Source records
BEGIN
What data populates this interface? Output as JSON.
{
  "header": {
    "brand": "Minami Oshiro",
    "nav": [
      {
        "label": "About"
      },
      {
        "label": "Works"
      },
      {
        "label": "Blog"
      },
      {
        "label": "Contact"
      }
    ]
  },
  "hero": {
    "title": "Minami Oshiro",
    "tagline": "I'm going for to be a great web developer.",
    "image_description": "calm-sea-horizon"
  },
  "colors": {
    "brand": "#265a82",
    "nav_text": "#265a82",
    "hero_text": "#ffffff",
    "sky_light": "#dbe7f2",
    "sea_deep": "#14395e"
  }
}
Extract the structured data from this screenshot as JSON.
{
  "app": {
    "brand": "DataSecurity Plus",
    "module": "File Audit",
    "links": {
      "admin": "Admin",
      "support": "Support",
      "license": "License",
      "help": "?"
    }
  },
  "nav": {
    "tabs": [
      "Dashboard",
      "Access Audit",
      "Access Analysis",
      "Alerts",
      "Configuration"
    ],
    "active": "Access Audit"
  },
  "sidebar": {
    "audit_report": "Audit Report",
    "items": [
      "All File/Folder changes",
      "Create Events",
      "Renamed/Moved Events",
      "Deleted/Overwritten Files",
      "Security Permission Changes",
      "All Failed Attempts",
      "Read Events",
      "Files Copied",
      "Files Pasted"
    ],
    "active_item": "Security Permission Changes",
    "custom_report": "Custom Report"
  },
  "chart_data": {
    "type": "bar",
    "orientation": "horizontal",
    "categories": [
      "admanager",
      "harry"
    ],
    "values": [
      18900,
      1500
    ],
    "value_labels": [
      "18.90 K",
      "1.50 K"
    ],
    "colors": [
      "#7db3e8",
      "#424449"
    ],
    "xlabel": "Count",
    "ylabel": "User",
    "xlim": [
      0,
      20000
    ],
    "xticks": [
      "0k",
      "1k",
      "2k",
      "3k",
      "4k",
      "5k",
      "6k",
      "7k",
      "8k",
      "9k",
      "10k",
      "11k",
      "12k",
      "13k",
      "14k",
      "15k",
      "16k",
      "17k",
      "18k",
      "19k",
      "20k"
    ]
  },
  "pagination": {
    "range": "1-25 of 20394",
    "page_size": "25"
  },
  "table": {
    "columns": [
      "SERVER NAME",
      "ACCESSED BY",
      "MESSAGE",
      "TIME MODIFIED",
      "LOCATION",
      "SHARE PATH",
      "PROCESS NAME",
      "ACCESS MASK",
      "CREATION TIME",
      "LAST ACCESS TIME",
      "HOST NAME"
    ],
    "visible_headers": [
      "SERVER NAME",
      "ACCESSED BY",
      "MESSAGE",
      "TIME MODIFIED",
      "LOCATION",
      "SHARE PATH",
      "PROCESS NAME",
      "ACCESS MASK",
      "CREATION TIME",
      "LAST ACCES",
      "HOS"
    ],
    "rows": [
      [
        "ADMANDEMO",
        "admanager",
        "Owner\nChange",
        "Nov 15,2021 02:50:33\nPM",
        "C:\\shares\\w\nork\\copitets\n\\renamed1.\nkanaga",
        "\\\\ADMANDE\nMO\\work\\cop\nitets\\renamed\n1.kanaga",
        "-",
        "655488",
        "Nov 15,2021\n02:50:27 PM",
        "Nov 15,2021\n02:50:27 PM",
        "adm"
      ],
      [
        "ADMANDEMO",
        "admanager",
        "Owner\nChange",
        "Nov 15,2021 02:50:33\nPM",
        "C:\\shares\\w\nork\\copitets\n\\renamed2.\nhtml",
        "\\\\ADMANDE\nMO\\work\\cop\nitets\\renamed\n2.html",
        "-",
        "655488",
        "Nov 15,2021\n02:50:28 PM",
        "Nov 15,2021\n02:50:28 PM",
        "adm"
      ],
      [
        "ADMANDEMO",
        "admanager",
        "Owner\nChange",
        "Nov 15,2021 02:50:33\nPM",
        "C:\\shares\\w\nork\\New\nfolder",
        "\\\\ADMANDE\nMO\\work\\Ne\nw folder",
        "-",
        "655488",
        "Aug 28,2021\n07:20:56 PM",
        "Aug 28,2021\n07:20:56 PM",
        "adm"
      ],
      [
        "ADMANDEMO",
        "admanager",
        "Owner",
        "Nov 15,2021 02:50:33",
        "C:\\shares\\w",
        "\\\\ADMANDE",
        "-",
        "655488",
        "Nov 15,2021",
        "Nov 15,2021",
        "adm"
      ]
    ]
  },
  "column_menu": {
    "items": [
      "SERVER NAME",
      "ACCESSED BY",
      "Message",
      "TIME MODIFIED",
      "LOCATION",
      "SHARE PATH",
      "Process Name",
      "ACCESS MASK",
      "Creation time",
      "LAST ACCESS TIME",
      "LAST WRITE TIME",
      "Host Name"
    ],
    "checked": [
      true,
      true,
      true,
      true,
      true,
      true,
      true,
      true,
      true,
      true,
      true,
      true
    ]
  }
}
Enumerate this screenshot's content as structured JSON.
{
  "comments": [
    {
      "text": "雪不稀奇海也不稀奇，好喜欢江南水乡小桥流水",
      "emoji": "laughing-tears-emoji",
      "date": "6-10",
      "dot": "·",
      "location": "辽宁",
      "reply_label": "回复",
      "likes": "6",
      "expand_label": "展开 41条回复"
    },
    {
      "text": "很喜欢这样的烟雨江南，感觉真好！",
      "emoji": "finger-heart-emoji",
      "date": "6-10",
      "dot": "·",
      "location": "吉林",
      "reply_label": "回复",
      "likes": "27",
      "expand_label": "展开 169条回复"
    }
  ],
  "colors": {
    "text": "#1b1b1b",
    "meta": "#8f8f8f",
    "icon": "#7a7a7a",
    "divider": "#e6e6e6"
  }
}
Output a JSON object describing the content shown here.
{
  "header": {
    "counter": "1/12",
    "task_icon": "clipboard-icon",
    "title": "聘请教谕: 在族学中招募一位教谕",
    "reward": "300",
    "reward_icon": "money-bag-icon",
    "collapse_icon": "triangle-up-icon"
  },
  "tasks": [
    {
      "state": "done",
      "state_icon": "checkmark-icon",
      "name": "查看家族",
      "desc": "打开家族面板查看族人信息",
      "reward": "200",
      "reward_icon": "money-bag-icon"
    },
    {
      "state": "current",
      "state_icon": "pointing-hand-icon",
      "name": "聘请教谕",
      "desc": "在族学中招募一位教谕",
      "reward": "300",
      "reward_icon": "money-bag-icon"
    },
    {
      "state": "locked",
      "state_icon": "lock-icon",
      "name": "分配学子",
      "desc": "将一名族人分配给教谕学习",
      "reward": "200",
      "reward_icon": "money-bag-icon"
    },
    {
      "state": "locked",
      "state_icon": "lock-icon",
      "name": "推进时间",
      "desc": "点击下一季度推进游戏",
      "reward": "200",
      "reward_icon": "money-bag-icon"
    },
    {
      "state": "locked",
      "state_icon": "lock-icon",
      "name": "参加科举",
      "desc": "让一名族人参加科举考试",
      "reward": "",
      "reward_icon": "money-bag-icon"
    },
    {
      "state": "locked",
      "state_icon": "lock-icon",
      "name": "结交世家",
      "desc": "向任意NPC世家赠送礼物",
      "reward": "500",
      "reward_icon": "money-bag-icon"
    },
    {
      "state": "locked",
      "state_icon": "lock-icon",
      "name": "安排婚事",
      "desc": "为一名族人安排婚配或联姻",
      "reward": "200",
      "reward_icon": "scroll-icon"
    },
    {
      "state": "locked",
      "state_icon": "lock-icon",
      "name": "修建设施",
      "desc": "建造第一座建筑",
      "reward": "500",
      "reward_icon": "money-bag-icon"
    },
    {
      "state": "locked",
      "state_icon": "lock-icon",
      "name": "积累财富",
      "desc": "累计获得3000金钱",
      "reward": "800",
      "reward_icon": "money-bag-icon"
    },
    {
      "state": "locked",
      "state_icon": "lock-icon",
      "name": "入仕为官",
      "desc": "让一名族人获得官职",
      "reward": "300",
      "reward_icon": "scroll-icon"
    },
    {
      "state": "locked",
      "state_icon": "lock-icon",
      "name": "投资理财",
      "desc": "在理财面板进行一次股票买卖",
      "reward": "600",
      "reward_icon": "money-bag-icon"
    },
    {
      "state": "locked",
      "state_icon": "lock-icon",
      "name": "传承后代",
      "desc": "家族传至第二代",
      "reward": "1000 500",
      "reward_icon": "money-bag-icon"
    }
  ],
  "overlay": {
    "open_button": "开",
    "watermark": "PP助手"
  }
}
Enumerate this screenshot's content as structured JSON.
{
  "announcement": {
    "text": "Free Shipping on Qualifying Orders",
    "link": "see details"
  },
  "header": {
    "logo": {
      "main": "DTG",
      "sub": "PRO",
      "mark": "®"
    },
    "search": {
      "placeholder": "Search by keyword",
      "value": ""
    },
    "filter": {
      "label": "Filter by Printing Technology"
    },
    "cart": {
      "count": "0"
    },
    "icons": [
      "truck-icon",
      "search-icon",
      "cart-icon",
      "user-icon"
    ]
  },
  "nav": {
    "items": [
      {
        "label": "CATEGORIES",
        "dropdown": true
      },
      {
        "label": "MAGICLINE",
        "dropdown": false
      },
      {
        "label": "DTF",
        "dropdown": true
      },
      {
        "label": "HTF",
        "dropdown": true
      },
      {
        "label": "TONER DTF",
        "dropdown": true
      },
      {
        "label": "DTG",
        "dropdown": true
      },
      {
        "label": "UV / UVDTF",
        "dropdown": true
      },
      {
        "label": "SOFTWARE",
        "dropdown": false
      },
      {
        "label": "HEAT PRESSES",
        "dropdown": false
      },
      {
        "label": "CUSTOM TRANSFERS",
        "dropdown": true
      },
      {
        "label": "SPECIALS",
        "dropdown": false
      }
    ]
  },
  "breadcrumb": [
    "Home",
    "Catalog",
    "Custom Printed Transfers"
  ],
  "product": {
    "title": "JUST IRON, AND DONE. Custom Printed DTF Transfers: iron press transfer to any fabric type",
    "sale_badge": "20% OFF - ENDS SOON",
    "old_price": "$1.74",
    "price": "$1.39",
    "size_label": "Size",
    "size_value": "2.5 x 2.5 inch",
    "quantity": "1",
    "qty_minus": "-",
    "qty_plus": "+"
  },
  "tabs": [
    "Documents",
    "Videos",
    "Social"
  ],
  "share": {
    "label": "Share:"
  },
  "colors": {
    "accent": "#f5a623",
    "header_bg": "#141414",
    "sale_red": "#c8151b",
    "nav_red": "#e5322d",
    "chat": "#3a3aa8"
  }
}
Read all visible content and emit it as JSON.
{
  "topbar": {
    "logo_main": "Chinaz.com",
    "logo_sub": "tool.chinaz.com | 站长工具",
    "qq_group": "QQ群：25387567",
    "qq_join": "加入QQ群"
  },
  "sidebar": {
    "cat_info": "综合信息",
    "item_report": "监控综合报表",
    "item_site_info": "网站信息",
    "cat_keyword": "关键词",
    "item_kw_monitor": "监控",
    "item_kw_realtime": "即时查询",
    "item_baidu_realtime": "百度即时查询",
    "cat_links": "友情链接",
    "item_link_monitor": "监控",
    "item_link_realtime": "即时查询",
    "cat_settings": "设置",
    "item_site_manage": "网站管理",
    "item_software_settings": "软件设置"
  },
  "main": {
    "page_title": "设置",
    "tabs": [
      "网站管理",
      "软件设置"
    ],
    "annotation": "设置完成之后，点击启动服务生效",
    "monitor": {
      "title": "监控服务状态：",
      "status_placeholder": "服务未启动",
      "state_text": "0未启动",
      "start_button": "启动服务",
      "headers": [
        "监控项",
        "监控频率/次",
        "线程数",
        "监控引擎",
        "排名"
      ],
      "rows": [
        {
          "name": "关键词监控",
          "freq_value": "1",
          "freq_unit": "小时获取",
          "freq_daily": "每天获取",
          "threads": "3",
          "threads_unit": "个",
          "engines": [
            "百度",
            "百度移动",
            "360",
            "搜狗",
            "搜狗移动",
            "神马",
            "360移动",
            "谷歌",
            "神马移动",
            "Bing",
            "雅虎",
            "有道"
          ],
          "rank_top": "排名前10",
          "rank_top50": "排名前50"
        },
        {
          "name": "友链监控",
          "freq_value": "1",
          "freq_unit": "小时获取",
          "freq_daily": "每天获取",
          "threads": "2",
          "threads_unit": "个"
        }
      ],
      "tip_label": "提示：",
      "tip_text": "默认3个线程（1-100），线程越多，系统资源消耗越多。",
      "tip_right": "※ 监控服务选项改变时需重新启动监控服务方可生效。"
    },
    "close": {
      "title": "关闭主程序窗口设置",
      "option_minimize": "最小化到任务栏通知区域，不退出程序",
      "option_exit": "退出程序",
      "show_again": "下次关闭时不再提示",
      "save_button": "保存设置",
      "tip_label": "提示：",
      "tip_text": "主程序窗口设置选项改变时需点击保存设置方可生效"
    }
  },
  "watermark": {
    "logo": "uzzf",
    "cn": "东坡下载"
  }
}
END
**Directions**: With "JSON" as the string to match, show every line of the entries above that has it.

**Written answer**:
What data populates this interface? Output as JSON.
Extract the structured data from this screenshot as JSON.
Enumerate this screenshot's content as structured JSON.
Output a JSON object describing the content shown here.
Enumerate this screenshot's content as structured JSON.
Read all visible content and emit it as JSON.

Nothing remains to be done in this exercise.